A few of the well known Clevelanders who called Hough their home during the period were Frances E. Duery, Newton D. Baker, and the Bolton and Severance families.
Some of the men moved both their families and businesses into Hough. For example, industrialists Worcester R. Warner and Ambrose Swasey built duplicate family homes, side-by-side, on Euclid Avenue in Hough just west of the Calvary Presbyterian Church. In 1881 they formed the Warner & Swasey Company and built the plant near to their homes.
A sign of Hough's prominence as a residential community was that in 1890 not one but two electric streetcars were running through the community - one along Euclid and the other, using an underground cable, ran along Hough.
Large elaborate houses were built.

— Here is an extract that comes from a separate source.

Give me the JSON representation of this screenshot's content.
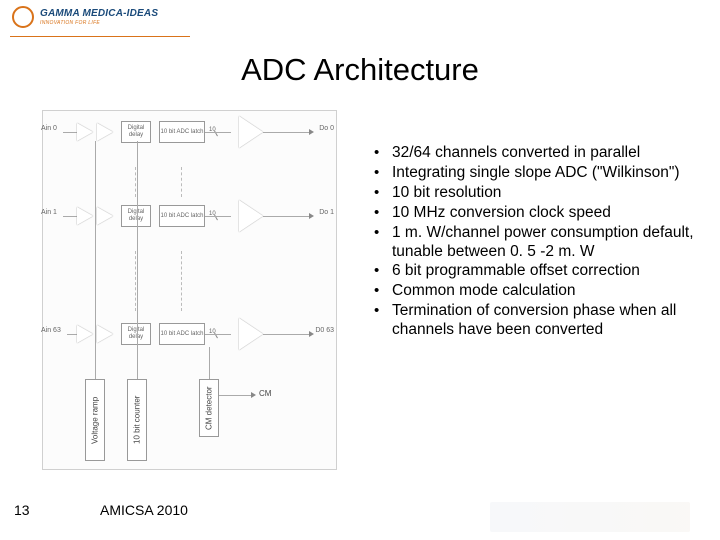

Exclusive private schools, including Laurel and University Schools, opened in Hough. Euclid Avenue became known as "Millionaires Row."

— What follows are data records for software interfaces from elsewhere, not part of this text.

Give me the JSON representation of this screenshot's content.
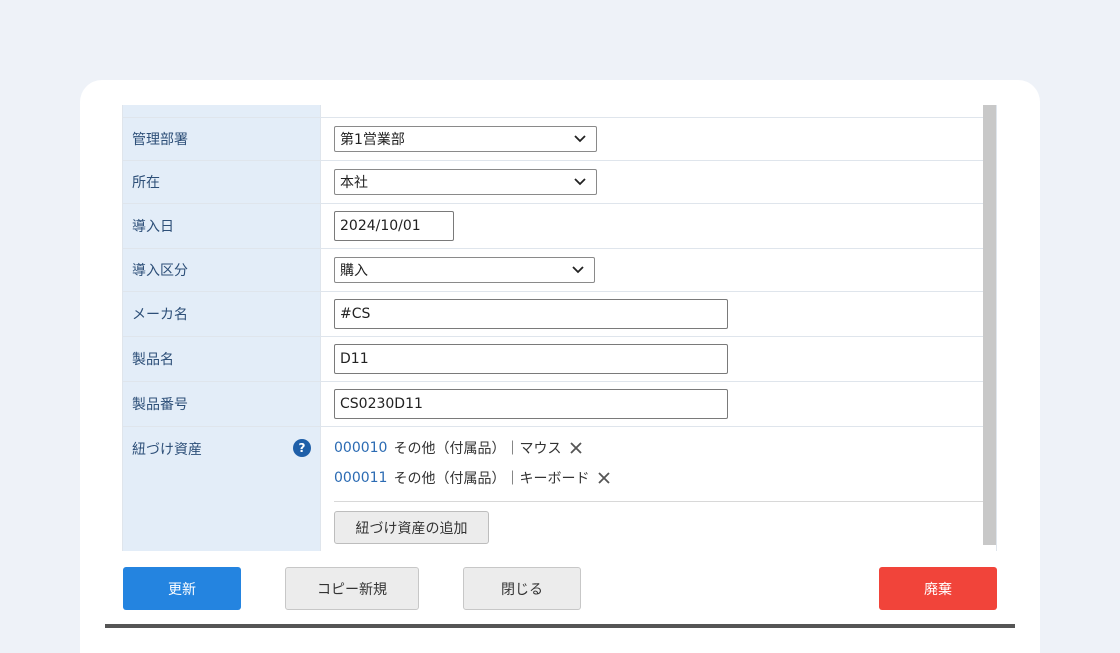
{
  "form": {
    "department": {
      "label": "管理部署",
      "value": "第1営業部"
    },
    "location": {
      "label": "所在",
      "value": "本社"
    },
    "intro_date": {
      "label": "導入日",
      "value": "2024/10/01"
    },
    "intro_type": {
      "label": "導入区分",
      "value": "購入"
    },
    "maker": {
      "label": "メーカ名",
      "value": "#CS"
    },
    "product_name": {
      "label": "製品名",
      "value": "D11"
    },
    "product_number": {
      "label": "製品番号",
      "value": "CS0230D11"
    },
    "linked_assets": {
      "label": "紐づけ資産",
      "help_icon": "?",
      "items": [
        {
          "code": "000010",
          "text": "その他（付属品）｜マウス"
        },
        {
          "code": "000011",
          "text": "その他（付属品）｜キーボード"
        }
      ],
      "add_label": "紐づけ資産の追加"
    }
  },
  "actions": {
    "update": "更新",
    "copy_new": "コピー新規",
    "close": "閉じる",
    "discard": "廃棄"
  },
  "colors": {
    "label_bg": "#e3edf8",
    "label_text": "#2d4f78",
    "primary": "#2484e0",
    "danger": "#f1443a",
    "link": "#2b6bb3"
  }
}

The period between the World Wars saw Hough resettled by a mostly middle class ethnic population. Large apartment buildings and more modest single and double frame houses were built in the 1920's. The neighborhood housed the two major commercial and entertainment centers east of downtown, as well as several smaller thriving commercial strips.
The decade of the 1950's was one of transition for Cleveland and especially for Hough. Like many major cities, Cleveland experiences a substantial out-migration of upper and middle income whites and an in-migration of lower income whites and blacks seeking employment. By 1960 Hough's population reached a record high with the percentage of black residents in the neighborhood increasing significantly.

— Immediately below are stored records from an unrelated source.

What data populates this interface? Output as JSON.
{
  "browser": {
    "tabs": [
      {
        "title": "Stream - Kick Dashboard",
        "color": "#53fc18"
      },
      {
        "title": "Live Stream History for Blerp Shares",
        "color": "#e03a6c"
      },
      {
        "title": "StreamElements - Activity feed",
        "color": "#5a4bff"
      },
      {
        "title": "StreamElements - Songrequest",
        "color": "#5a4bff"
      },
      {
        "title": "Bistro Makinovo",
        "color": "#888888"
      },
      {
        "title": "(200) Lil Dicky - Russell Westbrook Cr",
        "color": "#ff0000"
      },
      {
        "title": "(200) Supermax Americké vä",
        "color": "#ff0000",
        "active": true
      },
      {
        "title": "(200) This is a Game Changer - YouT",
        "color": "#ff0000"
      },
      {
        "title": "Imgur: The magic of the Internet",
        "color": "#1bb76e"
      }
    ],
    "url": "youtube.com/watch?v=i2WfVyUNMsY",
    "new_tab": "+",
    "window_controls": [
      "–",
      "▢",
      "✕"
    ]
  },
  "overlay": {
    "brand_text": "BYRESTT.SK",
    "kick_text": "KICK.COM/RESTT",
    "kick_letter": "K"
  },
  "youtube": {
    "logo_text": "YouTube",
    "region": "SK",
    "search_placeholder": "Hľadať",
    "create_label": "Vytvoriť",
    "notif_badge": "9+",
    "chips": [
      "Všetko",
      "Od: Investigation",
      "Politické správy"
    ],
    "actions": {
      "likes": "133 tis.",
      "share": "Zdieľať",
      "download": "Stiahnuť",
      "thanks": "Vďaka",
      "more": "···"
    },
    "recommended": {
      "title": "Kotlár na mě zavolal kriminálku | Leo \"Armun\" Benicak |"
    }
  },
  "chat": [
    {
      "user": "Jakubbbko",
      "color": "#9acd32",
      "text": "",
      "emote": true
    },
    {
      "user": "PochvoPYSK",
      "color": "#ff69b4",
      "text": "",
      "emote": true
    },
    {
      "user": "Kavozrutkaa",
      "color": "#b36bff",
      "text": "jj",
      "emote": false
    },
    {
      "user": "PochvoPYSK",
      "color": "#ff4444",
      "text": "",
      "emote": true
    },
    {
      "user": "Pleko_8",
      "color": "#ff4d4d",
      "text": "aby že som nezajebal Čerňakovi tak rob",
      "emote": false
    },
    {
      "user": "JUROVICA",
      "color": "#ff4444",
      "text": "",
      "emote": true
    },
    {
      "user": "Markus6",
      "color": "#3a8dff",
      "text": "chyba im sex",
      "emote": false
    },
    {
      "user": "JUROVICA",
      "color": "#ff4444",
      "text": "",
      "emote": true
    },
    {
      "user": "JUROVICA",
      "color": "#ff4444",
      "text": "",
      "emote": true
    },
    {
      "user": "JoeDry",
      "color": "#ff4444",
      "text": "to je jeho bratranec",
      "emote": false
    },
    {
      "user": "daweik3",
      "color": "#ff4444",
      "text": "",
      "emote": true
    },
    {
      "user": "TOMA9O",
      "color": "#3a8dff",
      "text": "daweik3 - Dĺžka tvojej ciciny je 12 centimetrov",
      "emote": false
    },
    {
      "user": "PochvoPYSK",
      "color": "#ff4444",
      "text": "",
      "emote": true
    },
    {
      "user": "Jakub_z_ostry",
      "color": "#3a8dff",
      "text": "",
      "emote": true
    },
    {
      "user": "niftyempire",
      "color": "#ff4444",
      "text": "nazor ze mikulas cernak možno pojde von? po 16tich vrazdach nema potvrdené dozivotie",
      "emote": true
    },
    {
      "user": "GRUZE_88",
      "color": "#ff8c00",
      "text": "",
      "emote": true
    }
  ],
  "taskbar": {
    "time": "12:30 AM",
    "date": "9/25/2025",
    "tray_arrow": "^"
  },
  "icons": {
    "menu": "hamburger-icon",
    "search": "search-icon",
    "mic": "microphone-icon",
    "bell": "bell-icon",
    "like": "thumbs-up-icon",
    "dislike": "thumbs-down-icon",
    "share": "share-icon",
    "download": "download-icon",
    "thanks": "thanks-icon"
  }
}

On a portion of the Lexington Village site, in the area of 73rd and 79th Streets between Hough and Lexington, there were 60,000 people. At that time it was referred to as "Little Hollywood." On the other portion of the Lexington Village site was Addison Junior High School, which housed at one time 2,700 students.
To accommodate this influx of new residents, the existing housing stock was used and often abused. The large, former homes of Cleveland's aristocracy were subdivided and rented with little regard for health or safety. The once primarily homeowner community became a neighborhood of lower income renters.
Landlords increasingly lived outside of the neighborhood and took little interest in maintaining their properties. The areas tax base began to erode and, with it, city services.
During the night of July 18, 1966, racial turmoil in Hough resulted in one of the most serious outbreaks for civil disorder in the city's history. Seventeen hundred National Guardsmen were called in to maintain order. Loss from arson and looting amounted to millions of dollars, principally on Hough Avenue east of East 79th Street, the focal point of the disorder. The casualty list totalled four dead, forty-six persons injured, and millions of dollars of property destroyed.
Conditions in Hough at the time of the riot had been described by a member of the United States Civil Rights Commission as among the very worst in the nation. The area was characterized by old and dilapidated buildings, over-crowding, a high crime and vice rate, and a resentment towards police action. Neglect of conditions there set the state for the riot.
The Hough Riot left the area with physical and emotional scars that would take a long time to begin to heal. At the time of the riot the Hough population was approximately seventy-two thousand people. Today, the total population is about thirty-three thousand.
Hough is a community that still bears the scars of the riots. Much of the housing that is left is in need of major repairs. Nearly all of the neighborhood's commercial establishments have long since disappeared. Abandoned houses and vacant lots dot the area. But, Hough is on a come back trail. There is a new day in Hough.
As researched by the M.L.K. Law and Public Service Magnet High School
Submitted by the Hough Centennial Committee